"In 1872, a hotel and four cottages were erected in a scenic area near the Mantua Creek only a few miles south of Woodbury, and the village of Wenonah, named for the mother of Hiawatha in Longfellow’s poem, was born. A year later, in 1873, it was incorporated, and in 1896, it officially became a borough.
Exerpts from "Under Four Flags," Old Gloucester County 1686-1964
by Hazel B. Simpson, Editor, Woodbury, N.J., Board of Chosen Freeholders,
Gloucester County, N.J.; 1965 Page 35 -- WENONAH
Reportedly the name, "Wenonah," is of Native American origin, and signifies "West Wind" . In 1965 it had a population of 2100 people. [NOTE: my thanks to Pamela Cappello for the following information: "The Song of Hiawatha, the 1855 epic poem by Henry Wadsworth Longfellow, Wenonah is detailed as Hiawatha's mother, and daughter to Nokomis. Mudjekeewis, the West Wind, is Hiawatha's father. Further details describe Wenonah as the Lily of the Prairie. Hence, from the original complete text of the poem, it is safe to say that Wenonah does not mean West Wind, but was actually called 'The Lily of the Prairie'. Rather beautiful and befitting a charming borough!" ]
The town of Wenonah was surveyed during the spring of 1871 by the Mantua Land Improvement Company and it was officially incorporated as a borough in April 1883, although it was not officially separated from Deptford Township until 1894. In 1928 additional land was acquired from Deptford Township to increase the area of the township to 1.66 square miles.
In 1902 the Wenonah Military Academy was opened (it was a private military school). In 1873 the Presbyterian Church was started there, followed by the Methodist Church. The Wenonah Volunteer Fire Department was organized in 1888, and borough-controlled water services began in 1912. (The sewer system became property of Wenonah in 1949, and was extended and modernized during 1956-1958).
Warner Lake, under the direction of the Wenonah Playground Assocation, was the former mill pond of the old mill where grist and flour were once ground.
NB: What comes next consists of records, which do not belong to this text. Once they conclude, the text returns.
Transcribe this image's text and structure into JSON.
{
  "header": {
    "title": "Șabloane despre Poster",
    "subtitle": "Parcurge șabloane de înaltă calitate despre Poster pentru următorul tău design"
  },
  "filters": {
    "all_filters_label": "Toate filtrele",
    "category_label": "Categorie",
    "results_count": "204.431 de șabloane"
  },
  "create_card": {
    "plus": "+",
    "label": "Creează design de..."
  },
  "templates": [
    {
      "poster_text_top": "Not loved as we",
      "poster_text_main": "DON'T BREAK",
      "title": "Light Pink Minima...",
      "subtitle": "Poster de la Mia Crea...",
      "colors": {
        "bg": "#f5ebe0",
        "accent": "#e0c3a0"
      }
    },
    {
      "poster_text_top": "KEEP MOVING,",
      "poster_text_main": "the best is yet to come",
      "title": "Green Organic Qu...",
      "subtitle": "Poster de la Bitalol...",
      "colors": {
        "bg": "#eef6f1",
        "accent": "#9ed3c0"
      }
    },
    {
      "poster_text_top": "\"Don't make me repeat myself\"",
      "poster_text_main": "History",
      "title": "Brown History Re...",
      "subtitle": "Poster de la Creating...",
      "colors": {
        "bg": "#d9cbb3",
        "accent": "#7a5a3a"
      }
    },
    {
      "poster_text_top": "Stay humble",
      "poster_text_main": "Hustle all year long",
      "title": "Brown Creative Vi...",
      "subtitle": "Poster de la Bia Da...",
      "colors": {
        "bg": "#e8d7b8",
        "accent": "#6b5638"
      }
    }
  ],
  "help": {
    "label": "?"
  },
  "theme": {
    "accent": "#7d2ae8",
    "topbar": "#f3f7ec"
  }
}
To learn "How and Why This Beautiful Suburban Town Has Grown," use the link below to check out column 2 of the attached scan of the Philadelphia Inquirer for September 14, 1886.